# MATERIALS PROVIDED
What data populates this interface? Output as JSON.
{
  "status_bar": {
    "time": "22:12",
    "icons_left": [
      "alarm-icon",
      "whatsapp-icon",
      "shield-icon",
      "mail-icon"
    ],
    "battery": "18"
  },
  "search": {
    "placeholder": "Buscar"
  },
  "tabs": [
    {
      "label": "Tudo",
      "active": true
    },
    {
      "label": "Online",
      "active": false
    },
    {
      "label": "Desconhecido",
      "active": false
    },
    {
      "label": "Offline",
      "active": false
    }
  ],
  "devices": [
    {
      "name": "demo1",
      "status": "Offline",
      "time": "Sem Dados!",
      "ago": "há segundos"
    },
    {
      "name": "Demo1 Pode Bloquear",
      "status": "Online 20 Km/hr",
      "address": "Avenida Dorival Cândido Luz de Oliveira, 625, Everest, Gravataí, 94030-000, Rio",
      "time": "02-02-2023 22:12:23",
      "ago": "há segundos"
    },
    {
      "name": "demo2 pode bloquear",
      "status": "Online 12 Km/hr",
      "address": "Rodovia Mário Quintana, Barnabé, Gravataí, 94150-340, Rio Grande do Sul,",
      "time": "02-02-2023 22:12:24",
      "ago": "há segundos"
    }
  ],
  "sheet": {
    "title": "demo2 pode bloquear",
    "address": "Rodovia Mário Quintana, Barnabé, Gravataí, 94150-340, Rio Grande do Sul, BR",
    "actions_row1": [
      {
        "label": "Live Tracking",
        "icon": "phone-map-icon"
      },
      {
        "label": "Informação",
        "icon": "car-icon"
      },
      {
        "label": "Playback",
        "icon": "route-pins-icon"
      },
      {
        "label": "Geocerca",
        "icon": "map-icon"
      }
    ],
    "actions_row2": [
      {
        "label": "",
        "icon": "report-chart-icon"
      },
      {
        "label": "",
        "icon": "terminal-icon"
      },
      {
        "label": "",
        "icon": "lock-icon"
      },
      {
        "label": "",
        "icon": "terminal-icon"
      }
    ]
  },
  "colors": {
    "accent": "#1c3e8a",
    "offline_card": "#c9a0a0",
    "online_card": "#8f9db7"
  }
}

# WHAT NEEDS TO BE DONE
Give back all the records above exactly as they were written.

# RESULT OF THIS TASK
What data populates this interface? Output as JSON.
{
  "status_bar": {
    "time": "22:12",
    "icons_left": [
      "alarm-icon",
      "whatsapp-icon",
      "shield-icon",
      "mail-icon"
    ],
    "battery": "18"
  },
  "search": {
    "placeholder": "Buscar"
  },
  "tabs": [
    {
      "label": "Tudo",
      "active": true
    },
    {
      "label": "Online",
      "active": false
    },
    {
      "label": "Desconhecido",
      "active": false
    },
    {
      "label": "Offline",
      "active": false
    }
  ],
  "devices": [
    {
      "name": "demo1",
      "status": "Offline",
      "time": "Sem Dados!",
      "ago": "há segundos"
    },
    {
      "name": "Demo1 Pode Bloquear",
      "status": "Online 20 Km/hr",
      "address": "Avenida Dorival Cândido Luz de Oliveira, 625, Everest, Gravataí, 94030-000, Rio",
      "time": "02-02-2023 22:12:23",
      "ago": "há segundos"
    },
    {
      "name": "demo2 pode bloquear",
      "status": "Online 12 Km/hr",
      "address": "Rodovia Mário Quintana, Barnabé, Gravataí, 94150-340, Rio Grande do Sul,",
      "time": "02-02-2023 22:12:24",
      "ago": "há segundos"
    }
  ],
  "sheet": {
    "title": "demo2 pode bloquear",
    "address": "Rodovia Mário Quintana, Barnabé, Gravataí, 94150-340, Rio Grande do Sul, BR",
    "actions_row1": [
      {
        "label": "Live Tracking",
        "icon": "phone-map-icon"
      },
      {
        "label": "Informação",
        "icon": "car-icon"
      },
      {
        "label": "Playback",
        "icon": "route-pins-icon"
      },
      {
        "label": "Geocerca",
        "icon": "map-icon"
      }
    ],
    "actions_row2": [
      {
        "label": "",
        "icon": "report-chart-icon"
      },
      {
        "label": "",
        "icon": "terminal-icon"
      },
      {
        "label": "",
        "icon": "lock-icon"
      },
      {
        "label": "",
        "icon": "terminal-icon"
      }
    ]
  },
  "colors": {
    "accent": "#1c3e8a",
    "offline_card": "#c9a0a0",
    "online_card": "#8f9db7"
  }
}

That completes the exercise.